After the age of 12 to 18 months, there is a definite change in children's eating patterns as their growth slows down and they require less food. It is common for parents to be concerned that their toddlers are not eating enough or seem to be becoming fussy with the type of food they will eat.
Toddler eating behaviour:
- Eat less
- Like to eat frequently
- May become fussy with their food.
- Like to handle and explore their food.
- May develop strong likes and dislikes... and frequently change their minds about what they like and what they don't like!
- Frequently mimic the eating behaviours of their parents.
Parents need to provide a safe, comfortable environment, food that is nutritious and appropriate to the age and stage of your toddler.
Remember toddlers enjoy:
- Eating with the family and they will often try to eat from other people's plates
- Eating without interference from others as they will use a spoon as well as their fingers - but be prepared for a bit of a mess and meal times to be time consuming
- Eating small meals or snacks at regular intervals
- Helping with simple food preparation – toddlers will often snack on the food as they help you
- Having things ready straight away – they don't like to wait for anything so BEFORE sitting your toddlers in their high chair have their food ready to eat.
- Having food preferences that seem boring to us as adults e.g. will only eat carrots for a week or beans.
- Helping to serve their own meal
- Tap water is best to quench thirst
- Milk is an important source of many nutrients, particularly calcium, and should be included in your child's diet. Calcium can also be found in yoghurt, cheese and milk based custards
- Children should have 2 – 3 serves of calcium rich foods each day
Things to remember
- Aim to make mealtimes enjoyable for the whole family ... not a battleground
- If your family normally eat their evening meal late, your toddler may be tired and will need to eat earlier
- Provide a variety of foods
- Encourage safe eating habits – always get your child to sit down to eat
- Praise your child for eating a range of foods rather than the quantity of food they eat.
- Try to model a healthy approach to nutrition by avoiding foods low in nutrition such as chips, biscuits or lollies.
- Be realistic about what you expect your toddler to eat.
- Keep food simple for example finger foods such as pieces of fruit or vegetables.
- Reduce distractions during mealtime – turn off the television
Toddlers like attention:
- If behaviour is positive - praise
- If behaviour is disruptive... use distractions, or remove them from the table and re-offer once again a short time later.
- Always wash your hands and your toddler's hands prior to handling food.
Reassure yourself with the following thoughts about young children:
- Eat when hungry.
- Never starve to death from refusing food.
If Still Concerned

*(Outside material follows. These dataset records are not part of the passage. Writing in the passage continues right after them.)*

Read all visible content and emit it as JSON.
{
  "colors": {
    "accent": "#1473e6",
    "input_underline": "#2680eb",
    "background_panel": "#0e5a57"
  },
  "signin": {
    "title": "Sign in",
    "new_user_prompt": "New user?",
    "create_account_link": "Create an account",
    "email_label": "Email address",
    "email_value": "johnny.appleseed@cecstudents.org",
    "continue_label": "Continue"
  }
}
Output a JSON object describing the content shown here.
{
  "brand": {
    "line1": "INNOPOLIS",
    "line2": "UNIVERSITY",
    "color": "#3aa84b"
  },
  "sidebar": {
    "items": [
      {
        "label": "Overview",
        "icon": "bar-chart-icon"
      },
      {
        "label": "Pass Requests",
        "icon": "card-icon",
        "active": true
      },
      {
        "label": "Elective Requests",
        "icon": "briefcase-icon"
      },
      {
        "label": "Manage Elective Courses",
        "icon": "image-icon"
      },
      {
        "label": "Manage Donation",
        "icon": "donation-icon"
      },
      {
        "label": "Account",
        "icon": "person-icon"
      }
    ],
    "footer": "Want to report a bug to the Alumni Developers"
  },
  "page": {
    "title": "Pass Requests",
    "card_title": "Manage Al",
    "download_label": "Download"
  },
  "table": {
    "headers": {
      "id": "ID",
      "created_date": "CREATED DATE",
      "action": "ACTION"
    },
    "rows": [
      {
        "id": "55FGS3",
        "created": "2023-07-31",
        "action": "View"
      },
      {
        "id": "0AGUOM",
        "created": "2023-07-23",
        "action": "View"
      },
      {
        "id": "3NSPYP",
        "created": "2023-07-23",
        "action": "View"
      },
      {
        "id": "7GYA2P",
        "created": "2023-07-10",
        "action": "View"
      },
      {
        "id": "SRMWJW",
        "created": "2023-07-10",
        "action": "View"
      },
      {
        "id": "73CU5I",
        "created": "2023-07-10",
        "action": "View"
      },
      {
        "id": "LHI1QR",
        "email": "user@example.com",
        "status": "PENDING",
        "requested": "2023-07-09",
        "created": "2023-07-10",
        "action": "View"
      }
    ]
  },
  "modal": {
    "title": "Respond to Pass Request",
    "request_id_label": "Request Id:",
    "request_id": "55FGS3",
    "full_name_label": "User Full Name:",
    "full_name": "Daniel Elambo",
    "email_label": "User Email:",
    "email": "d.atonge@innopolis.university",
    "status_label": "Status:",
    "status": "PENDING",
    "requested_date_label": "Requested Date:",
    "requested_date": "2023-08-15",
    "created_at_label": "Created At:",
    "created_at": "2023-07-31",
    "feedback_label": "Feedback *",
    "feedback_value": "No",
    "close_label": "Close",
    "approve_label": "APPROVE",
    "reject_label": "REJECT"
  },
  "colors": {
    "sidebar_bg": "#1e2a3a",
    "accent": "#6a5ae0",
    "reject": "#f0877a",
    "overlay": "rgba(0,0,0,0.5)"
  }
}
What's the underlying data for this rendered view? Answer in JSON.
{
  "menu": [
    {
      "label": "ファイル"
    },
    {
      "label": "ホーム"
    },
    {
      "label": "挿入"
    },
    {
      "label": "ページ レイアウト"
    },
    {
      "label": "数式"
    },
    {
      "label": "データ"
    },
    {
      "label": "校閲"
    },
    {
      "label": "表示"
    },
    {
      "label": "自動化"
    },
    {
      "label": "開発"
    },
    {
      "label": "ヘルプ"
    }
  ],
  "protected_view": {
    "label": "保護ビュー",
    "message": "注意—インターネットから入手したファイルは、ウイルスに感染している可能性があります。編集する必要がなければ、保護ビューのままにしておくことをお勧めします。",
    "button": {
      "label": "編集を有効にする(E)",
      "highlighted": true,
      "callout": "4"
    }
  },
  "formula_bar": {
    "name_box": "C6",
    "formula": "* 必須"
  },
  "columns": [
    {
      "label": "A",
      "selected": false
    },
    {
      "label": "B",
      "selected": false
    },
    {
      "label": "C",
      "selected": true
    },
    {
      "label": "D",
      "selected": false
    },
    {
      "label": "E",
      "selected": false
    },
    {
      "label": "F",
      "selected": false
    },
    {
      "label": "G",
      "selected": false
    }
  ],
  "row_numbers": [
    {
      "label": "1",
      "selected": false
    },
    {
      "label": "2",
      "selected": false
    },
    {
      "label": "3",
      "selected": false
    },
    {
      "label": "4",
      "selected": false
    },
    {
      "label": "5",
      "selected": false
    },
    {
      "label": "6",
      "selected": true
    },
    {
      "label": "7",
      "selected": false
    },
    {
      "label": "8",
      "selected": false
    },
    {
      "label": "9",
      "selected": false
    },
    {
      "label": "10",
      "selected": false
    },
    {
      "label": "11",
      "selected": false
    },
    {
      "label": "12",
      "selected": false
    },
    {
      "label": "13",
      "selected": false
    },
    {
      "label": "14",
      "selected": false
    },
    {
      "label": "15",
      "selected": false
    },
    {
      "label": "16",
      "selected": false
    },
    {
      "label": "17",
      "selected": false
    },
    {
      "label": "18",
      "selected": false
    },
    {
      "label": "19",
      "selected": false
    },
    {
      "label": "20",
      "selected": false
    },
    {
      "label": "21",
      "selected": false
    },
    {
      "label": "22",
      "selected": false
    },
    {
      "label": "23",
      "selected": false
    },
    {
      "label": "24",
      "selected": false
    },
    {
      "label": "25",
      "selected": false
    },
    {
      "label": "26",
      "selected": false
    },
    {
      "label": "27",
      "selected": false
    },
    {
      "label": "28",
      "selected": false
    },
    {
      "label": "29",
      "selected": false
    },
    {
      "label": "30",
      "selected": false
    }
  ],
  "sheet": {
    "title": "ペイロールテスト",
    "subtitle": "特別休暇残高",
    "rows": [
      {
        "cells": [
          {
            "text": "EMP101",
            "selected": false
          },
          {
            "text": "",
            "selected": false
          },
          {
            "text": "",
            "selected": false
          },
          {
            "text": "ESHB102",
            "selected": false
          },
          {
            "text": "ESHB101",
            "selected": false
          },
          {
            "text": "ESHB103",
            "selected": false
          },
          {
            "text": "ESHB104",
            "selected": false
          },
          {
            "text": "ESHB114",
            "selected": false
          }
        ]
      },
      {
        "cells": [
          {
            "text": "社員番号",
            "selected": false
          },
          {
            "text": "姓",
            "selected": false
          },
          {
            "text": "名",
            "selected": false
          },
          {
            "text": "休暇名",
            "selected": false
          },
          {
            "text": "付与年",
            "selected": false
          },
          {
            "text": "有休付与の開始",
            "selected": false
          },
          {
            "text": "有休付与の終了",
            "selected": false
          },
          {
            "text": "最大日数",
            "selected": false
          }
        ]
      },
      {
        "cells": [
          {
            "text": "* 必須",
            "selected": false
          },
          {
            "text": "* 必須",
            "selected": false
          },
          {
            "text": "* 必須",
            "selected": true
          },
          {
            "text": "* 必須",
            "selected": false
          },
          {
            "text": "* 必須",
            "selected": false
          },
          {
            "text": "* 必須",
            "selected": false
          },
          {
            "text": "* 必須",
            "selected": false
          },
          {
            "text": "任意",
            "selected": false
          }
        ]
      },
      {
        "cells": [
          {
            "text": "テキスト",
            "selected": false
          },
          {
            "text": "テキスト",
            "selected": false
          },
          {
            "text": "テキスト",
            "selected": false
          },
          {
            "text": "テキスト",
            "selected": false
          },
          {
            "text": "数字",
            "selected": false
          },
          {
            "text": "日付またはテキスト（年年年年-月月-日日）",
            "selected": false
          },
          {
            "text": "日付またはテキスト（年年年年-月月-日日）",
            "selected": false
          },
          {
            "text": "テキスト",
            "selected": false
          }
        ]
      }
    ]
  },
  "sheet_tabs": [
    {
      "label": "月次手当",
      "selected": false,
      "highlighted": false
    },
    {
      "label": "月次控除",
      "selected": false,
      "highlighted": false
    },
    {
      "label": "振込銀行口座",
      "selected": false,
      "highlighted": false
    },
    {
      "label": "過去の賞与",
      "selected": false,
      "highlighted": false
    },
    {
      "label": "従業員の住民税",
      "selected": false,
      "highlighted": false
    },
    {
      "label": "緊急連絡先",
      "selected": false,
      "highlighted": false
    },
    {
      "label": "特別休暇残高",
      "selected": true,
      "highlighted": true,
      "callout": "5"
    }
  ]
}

- Keeping a record of what your toddler eats for a week can be helpful. You might find:
- They eat more food than you thought they did
- There is a pattern of too much milk or juice that is decreasing their appetite
- Too many snack foods are being allowed between meals.